The patient could not comply, and merely repeated the letters N and O.

But when Schlaug asked him to sing the song while someone held the patient's left hand and tapped it rhythmically, the words "happy birthday to you" came out clear as day.

"This patient has meaningless utterances when we ask him to say the words but as soon as we asked him to sing, he was able to speak the words," Schlaug told reporters at the annual meeting of the American Association for the Advancement of Science (AAAS).

Another patient was taught to say, "I am thirsty" by singing, while another who suffered a large lesion on the left side of the brain and had tried various, ultimately unsuccessful therapies for several years to try to regain the power of speech was taught to say his address.

Images of the brains of patients with stroke lesions on the left side of the brain -- which is typically used more for speech -- show "functional and structural changes" on the right side of the brain after they have undergone this form of therapy through song, called Music Intonation Therapy (MIT).

Although medical literature has documented the phenomenon of people who are unable to speak being able to utter words when singing, Schlaug was the first to run a randomized clinical trial of MIT, with a view to gaining acceptance of the therapy in the medical field.

"You don't need to be a trained singer to do this. We want to teach caregivers to do MIT because the treatment is very long and expensive," said Schlaug.

MIT treatment can last for 14-16 years, and involves sessions of an hour and a half a day, five days a week.
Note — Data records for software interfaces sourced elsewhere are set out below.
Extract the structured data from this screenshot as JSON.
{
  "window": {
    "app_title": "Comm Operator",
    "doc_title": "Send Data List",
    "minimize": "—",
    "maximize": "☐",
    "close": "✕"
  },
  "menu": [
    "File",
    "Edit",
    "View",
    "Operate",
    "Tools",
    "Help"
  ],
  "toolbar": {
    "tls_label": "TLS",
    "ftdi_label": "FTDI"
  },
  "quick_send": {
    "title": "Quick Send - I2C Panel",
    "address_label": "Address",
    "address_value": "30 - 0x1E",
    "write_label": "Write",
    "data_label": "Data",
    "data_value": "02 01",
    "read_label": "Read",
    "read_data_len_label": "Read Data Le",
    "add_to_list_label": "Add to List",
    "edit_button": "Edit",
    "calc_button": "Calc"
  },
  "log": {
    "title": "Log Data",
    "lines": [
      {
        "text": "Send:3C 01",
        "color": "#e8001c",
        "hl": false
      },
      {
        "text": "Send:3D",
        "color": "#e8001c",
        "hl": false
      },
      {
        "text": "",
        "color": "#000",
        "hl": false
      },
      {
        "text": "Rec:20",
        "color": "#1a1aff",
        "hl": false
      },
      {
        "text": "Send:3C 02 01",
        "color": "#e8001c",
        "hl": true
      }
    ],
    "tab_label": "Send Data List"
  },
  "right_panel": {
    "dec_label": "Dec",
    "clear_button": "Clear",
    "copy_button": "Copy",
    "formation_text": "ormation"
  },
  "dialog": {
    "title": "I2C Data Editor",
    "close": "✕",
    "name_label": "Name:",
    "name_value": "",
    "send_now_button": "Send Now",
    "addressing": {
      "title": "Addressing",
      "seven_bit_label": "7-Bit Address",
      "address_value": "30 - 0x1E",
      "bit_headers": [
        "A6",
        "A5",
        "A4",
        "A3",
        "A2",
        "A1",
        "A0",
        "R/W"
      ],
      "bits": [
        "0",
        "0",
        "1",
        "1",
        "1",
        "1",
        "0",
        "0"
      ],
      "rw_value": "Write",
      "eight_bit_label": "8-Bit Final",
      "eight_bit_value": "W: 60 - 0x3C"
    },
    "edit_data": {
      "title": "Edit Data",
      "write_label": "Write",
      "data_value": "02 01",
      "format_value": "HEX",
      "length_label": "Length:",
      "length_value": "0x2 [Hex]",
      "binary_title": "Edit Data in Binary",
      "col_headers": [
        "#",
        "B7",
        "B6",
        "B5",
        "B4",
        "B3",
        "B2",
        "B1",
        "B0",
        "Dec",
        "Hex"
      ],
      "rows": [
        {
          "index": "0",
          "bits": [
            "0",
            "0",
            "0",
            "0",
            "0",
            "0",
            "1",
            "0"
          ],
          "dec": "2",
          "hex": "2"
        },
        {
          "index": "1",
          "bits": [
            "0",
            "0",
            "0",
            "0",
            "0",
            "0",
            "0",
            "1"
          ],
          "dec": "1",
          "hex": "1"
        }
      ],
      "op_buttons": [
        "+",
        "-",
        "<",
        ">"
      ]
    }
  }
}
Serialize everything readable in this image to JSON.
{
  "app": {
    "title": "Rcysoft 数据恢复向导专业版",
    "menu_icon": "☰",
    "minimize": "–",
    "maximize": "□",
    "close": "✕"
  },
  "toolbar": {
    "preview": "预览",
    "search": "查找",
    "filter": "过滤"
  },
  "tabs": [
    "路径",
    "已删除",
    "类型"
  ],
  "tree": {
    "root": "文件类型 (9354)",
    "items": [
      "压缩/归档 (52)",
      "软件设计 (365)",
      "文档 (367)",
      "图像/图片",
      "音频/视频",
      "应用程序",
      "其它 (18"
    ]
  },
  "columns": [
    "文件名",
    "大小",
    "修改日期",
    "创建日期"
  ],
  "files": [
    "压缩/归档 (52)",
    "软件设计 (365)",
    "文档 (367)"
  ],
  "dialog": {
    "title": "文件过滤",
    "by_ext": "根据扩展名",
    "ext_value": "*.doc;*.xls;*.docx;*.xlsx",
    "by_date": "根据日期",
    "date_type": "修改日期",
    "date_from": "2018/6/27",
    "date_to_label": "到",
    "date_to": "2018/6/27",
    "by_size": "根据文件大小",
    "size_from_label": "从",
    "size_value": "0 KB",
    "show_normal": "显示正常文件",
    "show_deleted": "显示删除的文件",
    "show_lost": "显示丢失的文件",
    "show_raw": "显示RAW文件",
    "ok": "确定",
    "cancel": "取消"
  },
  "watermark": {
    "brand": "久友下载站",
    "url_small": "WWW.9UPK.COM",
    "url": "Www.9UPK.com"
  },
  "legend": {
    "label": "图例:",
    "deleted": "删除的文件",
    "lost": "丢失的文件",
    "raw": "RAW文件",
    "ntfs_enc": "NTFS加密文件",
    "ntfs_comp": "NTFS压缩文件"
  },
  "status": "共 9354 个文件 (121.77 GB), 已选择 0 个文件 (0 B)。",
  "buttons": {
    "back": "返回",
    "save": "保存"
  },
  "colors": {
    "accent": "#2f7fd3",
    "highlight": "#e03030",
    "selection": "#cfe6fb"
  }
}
But the benefits of the therapy are usually permanent, and two thirds of patients who have undergone MIT with Schlaug added more words to their spoken vocabulary after their therapy had ended than the 100 words they were "taught" to say in therapy.

Exactly how MIT works is not clear, but another study presented at the AAAS meeting by Aniruddh Patel of the Neurosciences Institute showed that grammatical processing of language and music overlaps in the brain.

Schlaug said music helps parts of the brain that usually do not engage with each other when a person speaks, to do so.

"Music-making is a multisensory experience that simultaneously activates several systems in the brain and links and loops them together. It engages many regions of the brain," he said.

Tapping the patient's hand gently on the table "might serve as a pacemaker for the motor articulatory system in the brain," said Schlaug.

"Combining motor activity with sound might facilitate speech."

In the United States, MIT could potentially help up to 70,000 nonverbal stroke victims to retrieve the ability to speak, according to the neurologist.